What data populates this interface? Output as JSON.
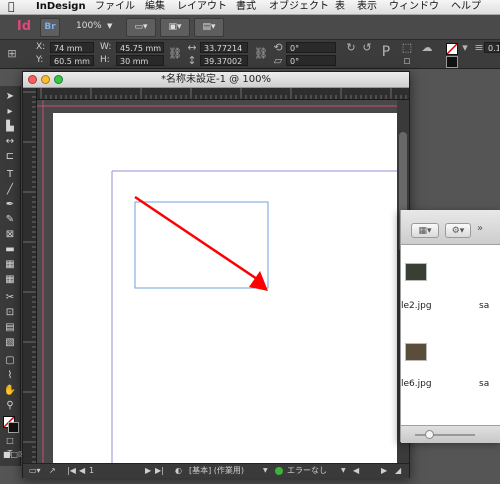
{
  "menubar": {
    "apple": "",
    "app_name": "InDesign",
    "items": [
      "ファイル",
      "編集",
      "レイアウト",
      "書式",
      "オブジェクト",
      "表",
      "表示",
      "ウィンドウ",
      "ヘルプ"
    ]
  },
  "appbar": {
    "logo": "Id",
    "bridge": "Br",
    "zoom": "100%"
  },
  "control": {
    "x_label": "X:",
    "x_value": "74 mm",
    "y_label": "Y:",
    "y_value": "60.5 mm",
    "w_label": "W:",
    "w_value": "45.75 mm",
    "h_label": "H:",
    "h_value": "30 mm",
    "scale_x": "33.77214",
    "scale_y": "39.37002",
    "rotate": "0°",
    "shear": "0°",
    "stroke": "0.1 n"
  },
  "document": {
    "title": "*名称未設定-1 @ 100%",
    "page_number": "1",
    "page_style": "[基本] (作業用)",
    "preflight": "エラーなし",
    "colors": {
      "page_margin": "#d06a8a",
      "column_guide": "#9a8bd8",
      "frame": "#6fa3d8",
      "arrow": "#ff0000",
      "preflight_ok": "#39b339"
    }
  },
  "finder": {
    "items": [
      {
        "name": "le2.jpg"
      },
      {
        "name": "sa"
      },
      {
        "name": "le6.jpg"
      },
      {
        "name": "sa"
      }
    ]
  }
}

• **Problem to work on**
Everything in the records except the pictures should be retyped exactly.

• **Output of the task**
What data populates this interface? Output as JSON.
{
  "menubar": {
    "apple": "",
    "app_name": "InDesign",
    "items": [
      "ファイル",
      "編集",
      "レイアウト",
      "書式",
      "オブジェクト",
      "表",
      "表示",
      "ウィンドウ",
      "ヘルプ"
    ]
  },
  "appbar": {
    "logo": "Id",
    "bridge": "Br",
    "zoom": "100%"
  },
  "control": {
    "x_label": "X:",
    "x_value": "74 mm",
    "y_label": "Y:",
    "y_value": "60.5 mm",
    "w_label": "W:",
    "w_value": "45.75 mm",
    "h_label": "H:",
    "h_value": "30 mm",
    "scale_x": "33.77214",
    "scale_y": "39.37002",
    "rotate": "0°",
    "shear": "0°",
    "stroke": "0.1 n"
  },
  "document": {
    "title": "*名称未設定-1 @ 100%",
    "page_number": "1",
    "page_style": "[基本] (作業用)",
    "preflight": "エラーなし",
    "colors": {
      "page_margin": "#d06a8a",
      "column_guide": "#9a8bd8",
      "frame": "#6fa3d8",
      "arrow": "#ff0000",
      "preflight_ok": "#39b339"
    }
  },
  "finder": {
    "items": [
      {
        "name": "le2.jpg"
      },
      {
        "name": "sa"
      },
      {
        "name": "le6.jpg"
      },
      {
        "name": "sa"
      }
    ]
  }
}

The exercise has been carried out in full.